It is important for me to say that since June there has been some activity, and a group of amazing African American men are mobilizing to respond. We at CDC are in the planning stages of a number of responses including a consultation with key community members and stakeholders. But I am afraid that even if these efforts are amazingly successful the problem is so big and so dire that it will not be enough.
Well, I know that some of you may be asking, what can I do? Well I’m glad you asked. First we need you to be angry, outraged, mad and sad! Not accepting that it is OK that HIV infections among Black MSM are so high.
Second, be willing to take the risk and raise the issue even if it doesn’t directly benefit you. Ask the questions at the next community planning group meeting: What are we doing? What have we done? Are we doing enough to address this problem? Raise your voice. Make a commitment to do something.
Recently I was speaking with both my partner and grandmother about what is going on with Black gay men in HIV infections and how frustrated so many of us are. Even with some of the organizing that is taking place, I’ll take the risk and say many of us are tired, weary and frustrated that 25 years into this epidemic we are in this place. People who have given their lives to the cause of HIV have gotten tired, even the new folks are getting tired quick.
So when I shared this with her she said the strangest thing to me. “Remember David,” she said. At first I didn’t know who or what she was talking about. We don’t have any relatives named David, so I was really at a loss.
She continued, “Remember David and Goliath.” Now, I told you that I was going to bring all of me, and part of me is a deep church boy. So, my Grandmother knew that the reference of David and Goliath would have deep meaning for me.
I am not sure how many of you know the story but it is quite an interesting story. David, a young, Israelite and unassuming man, is at the forefront of the battle between the Israelites and Philistines.
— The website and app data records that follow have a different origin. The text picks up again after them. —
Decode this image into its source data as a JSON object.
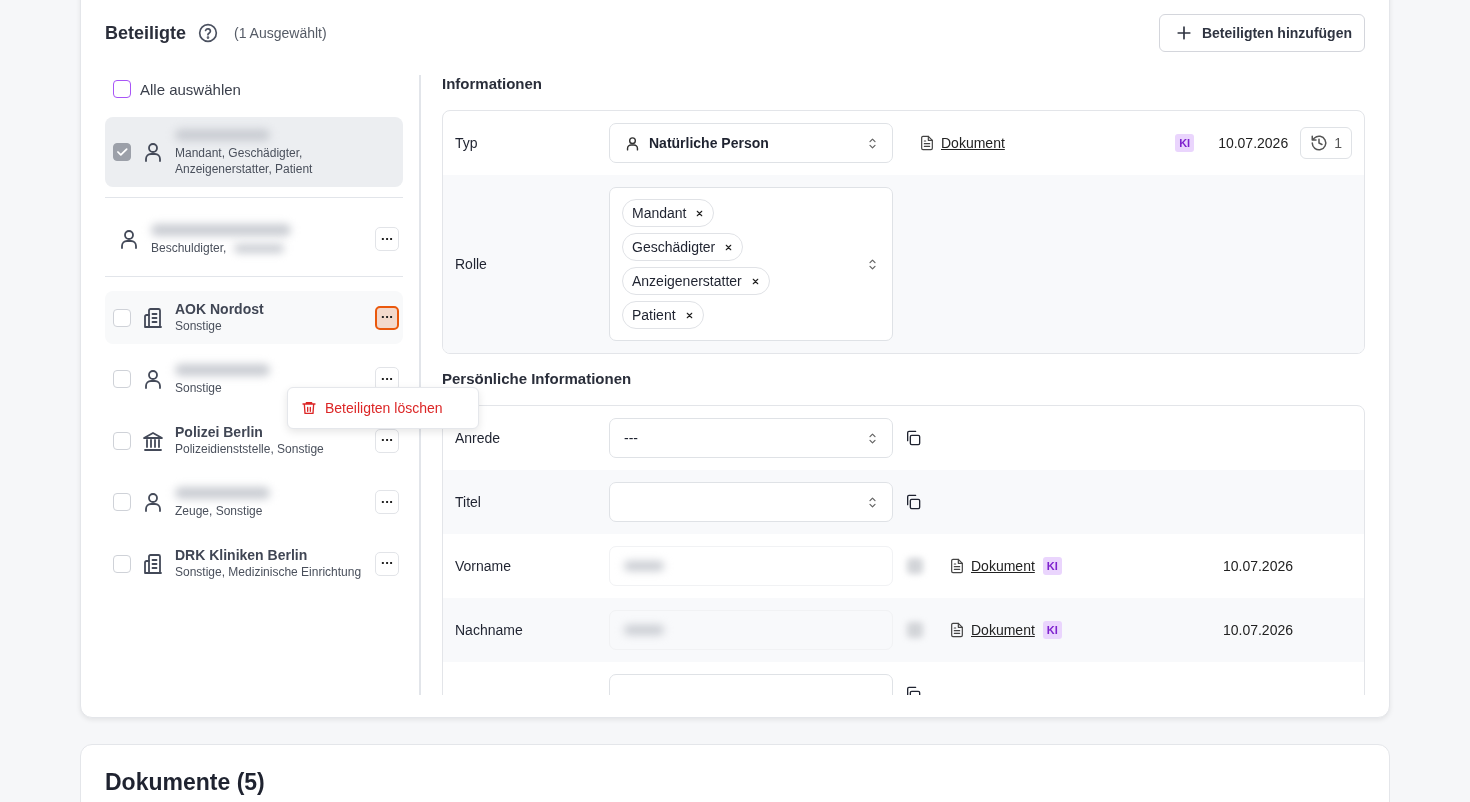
{
  "participants_panel": {
    "title": "Beteiligte",
    "selection_count": "(1 Ausgewählt)",
    "add_button": "Beteiligten hinzufügen",
    "select_all": {
      "label": "Alle auswählen",
      "checked": false
    },
    "participants": [
      {
        "kind": "person",
        "name_redacted": true,
        "roles": "Mandant, Geschädigter, Anzeigenerstatter, Patient",
        "checked": true,
        "selected": true,
        "menu_open": false,
        "divider_after": true
      },
      {
        "kind": "person",
        "name_redacted": true,
        "roles": "Beschuldigter,",
        "roles_redacted": true,
        "menu_button": "···",
        "menu_open": false,
        "selected": false,
        "divider_after": true
      },
      {
        "kind": "building",
        "name": "AOK Nordost",
        "roles": "Sonstige",
        "checked": false,
        "selected": false,
        "menu_button": "···",
        "menu_open": true,
        "divider_after": false
      },
      {
        "kind": "person",
        "name_redacted": true,
        "roles": "Sonstige",
        "checked": false,
        "selected": false,
        "menu_button": "···",
        "menu_open": false,
        "divider_after": false
      },
      {
        "kind": "institution",
        "name": "Polizei Berlin",
        "roles": "Polizeidienststelle, Sonstige",
        "checked": false,
        "selected": false,
        "menu_button": "···",
        "menu_open": false,
        "divider_after": false
      },
      {
        "kind": "person",
        "name_redacted": true,
        "roles": "Zeuge, Sonstige",
        "checked": false,
        "selected": false,
        "menu_button": "···",
        "menu_open": false,
        "divider_after": false
      },
      {
        "kind": "building",
        "name": "DRK Kliniken Berlin",
        "roles": "Sonstige, Medizinische Einrichtung",
        "checked": false,
        "selected": false,
        "menu_button": "···",
        "menu_open": false,
        "divider_after": false
      }
    ],
    "context_menu": {
      "items": [
        {
          "label": "Beteiligten löschen",
          "kind": "danger"
        }
      ]
    }
  },
  "details": {
    "sections": [
      {
        "title": "Informationen",
        "rows": [
          {
            "label": "Typ",
            "kind": "select",
            "value": "Natürliche Person",
            "source": "Dokument",
            "ki": "KI",
            "date": "10.07.2026",
            "history": "1"
          },
          {
            "label": "Rolle",
            "kind": "tags",
            "tags": [
              "Mandant",
              "Geschädigter",
              "Anzeigenerstatter",
              "Patient"
            ]
          }
        ]
      },
      {
        "title": "Persönliche Informationen",
        "rows": [
          {
            "label": "Anrede",
            "kind": "select",
            "value": "---",
            "copy": true
          },
          {
            "label": "Titel",
            "kind": "select",
            "copy": true
          },
          {
            "label": "Vorname",
            "kind": "redacted",
            "source": "Dokument",
            "ki": "KI",
            "date": "10.07.2026"
          },
          {
            "label": "Nachname",
            "kind": "redacted",
            "source": "Dokument",
            "ki": "KI",
            "date": "10.07.2026"
          },
          {
            "kind": "input",
            "copy": true
          }
        ]
      }
    ]
  },
  "documents_card": {
    "title": "Dokumente (5)"
  }
}
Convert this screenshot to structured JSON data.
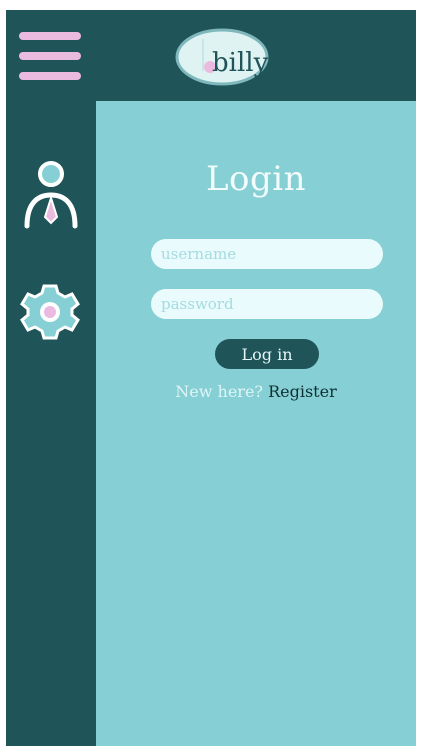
{
  "header": {
    "logo_text": "billy",
    "menu_icon": "hamburger-menu-icon"
  },
  "sidebar": {
    "items": [
      {
        "icon": "user-profile-icon"
      },
      {
        "icon": "gear-icon"
      }
    ]
  },
  "login": {
    "title": "Login",
    "username_placeholder": "username",
    "password_placeholder": "password",
    "submit_label": "Log in",
    "new_here_text": "New here?",
    "register_label": "Register"
  },
  "colors": {
    "dark_teal": "#1f5458",
    "light_teal": "#86cfd4",
    "pink": "#ebbadf",
    "input_bg": "#e9fbfc"
  }
}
And the Philistines’ great warrior is this huge, overpowering giant named Goliath, and all that encounter him deeply fear him. After much discouragement from his brothers, because they didn’t believe David was a match for Goliath, David faced him head on. He took what he had, looked the tall giant in the eyes and reached in his bag, pulled out a pebble and threw it at him, and did so three times. On the third throw he hit him in the center of his head and it pierced his skull and Goliath fell to his death.
This story brought to my mind that each of us has a pebble that can be used against those forces that are working against our greater good. I began to wonder what it would mean if everyone sitting in this room took out one of their pebbles and threw it in the direction of HIV and the impact it is having on Black MSM.
For some, that pebble will be in the form of raising the issue at the next community planning group meeting. For others, the pebble will be going to speak with your executive director, program director or board of directors and asking to make some programmatic expansions or shifts. For others your pebble is releasing an RFP and targeting resources to address this issue. For some the pebble is making a commitment to target more Black MSM for HIV counseling and testing. For you, the pebble may be organizing some people who care to do much more than I can even speak to.
Just imagine that if David, one person, can defeat a Goliath with several throws of a pebble — which later leads David to his kingship — just imagine the impact if all of us picked up just one of our pebbles in our possession and directed it towards this issue.
I am going to leave you today with this. I believe that if we just make a commitment to do something, to act, to pick up just one of our pebbles and direct it towards this issue, the universe will conspire for our success.